*** Opening of DATASET EXCERPTS ***
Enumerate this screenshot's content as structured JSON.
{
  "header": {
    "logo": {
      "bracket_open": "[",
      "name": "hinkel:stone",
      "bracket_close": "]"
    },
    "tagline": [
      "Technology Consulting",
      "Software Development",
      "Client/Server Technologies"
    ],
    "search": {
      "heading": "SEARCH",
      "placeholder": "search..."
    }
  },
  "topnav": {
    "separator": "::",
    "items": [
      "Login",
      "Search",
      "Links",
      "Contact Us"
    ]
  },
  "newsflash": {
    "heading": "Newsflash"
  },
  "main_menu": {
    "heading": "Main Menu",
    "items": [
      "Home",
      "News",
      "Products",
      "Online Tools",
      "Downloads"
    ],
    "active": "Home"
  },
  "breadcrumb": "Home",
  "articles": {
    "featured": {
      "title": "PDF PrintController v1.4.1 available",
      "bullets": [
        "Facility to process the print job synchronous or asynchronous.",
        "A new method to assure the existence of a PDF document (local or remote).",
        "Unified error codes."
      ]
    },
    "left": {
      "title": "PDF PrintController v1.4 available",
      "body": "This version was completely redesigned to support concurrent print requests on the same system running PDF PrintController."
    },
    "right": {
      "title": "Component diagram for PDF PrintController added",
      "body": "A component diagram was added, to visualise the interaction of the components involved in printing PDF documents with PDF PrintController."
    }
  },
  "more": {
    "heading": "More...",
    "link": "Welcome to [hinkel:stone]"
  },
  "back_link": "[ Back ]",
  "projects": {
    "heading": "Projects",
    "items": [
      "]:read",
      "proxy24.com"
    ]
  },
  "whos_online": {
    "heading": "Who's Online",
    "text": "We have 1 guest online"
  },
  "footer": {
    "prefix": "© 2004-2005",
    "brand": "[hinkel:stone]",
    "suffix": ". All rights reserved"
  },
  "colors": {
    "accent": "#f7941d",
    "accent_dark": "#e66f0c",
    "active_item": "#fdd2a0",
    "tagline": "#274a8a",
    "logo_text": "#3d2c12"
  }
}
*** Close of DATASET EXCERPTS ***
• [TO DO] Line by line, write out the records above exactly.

• [WRITTEN RESPONSE]
Enumerate this screenshot's content as structured JSON.
{
  "header": {
    "logo": {
      "bracket_open": "[",
      "name": "hinkel:stone",
      "bracket_close": "]"
    },
    "tagline": [
      "Technology Consulting",
      "Software Development",
      "Client/Server Technologies"
    ],
    "search": {
      "heading": "SEARCH",
      "placeholder": "search..."
    }
  },
  "topnav": {
    "separator": "::",
    "items": [
      "Login",
      "Search",
      "Links",
      "Contact Us"
    ]
  },
  "newsflash": {
    "heading": "Newsflash"
  },
  "main_menu": {
    "heading": "Main Menu",
    "items": [
      "Home",
      "News",
      "Products",
      "Online Tools",
      "Downloads"
    ],
    "active": "Home"
  },
  "breadcrumb": "Home",
  "articles": {
    "featured": {
      "title": "PDF PrintController v1.4.1 available",
      "bullets": [
        "Facility to process the print job synchronous or asynchronous.",
        "A new method to assure the existence of a PDF document (local or remote).",
        "Unified error codes."
      ]
    },
    "left": {
      "title": "PDF PrintController v1.4 available",
      "body": "This version was completely redesigned to support concurrent print requests on the same system running PDF PrintController."
    },
    "right": {
      "title": "Component diagram for PDF PrintController added",
      "body": "A component diagram was added, to visualise the interaction of the components involved in printing PDF documents with PDF PrintController."
    }
  },
  "more": {
    "heading": "More...",
    "link": "Welcome to [hinkel:stone]"
  },
  "back_link": "[ Back ]",
  "projects": {
    "heading": "Projects",
    "items": [
      "]:read",
      "proxy24.com"
    ]
  },
  "whos_online": {
    "heading": "Who's Online",
    "text": "We have 1 guest online"
  },
  "footer": {
    "prefix": "© 2004-2005",
    "brand": "[hinkel:stone]",
    "suffix": ". All rights reserved"
  },
  "colors": {
    "accent": "#f7941d",
    "accent_dark": "#e66f0c",
    "active_item": "#fdd2a0",
    "tagline": "#274a8a",
    "logo_text": "#3d2c12"
  }
}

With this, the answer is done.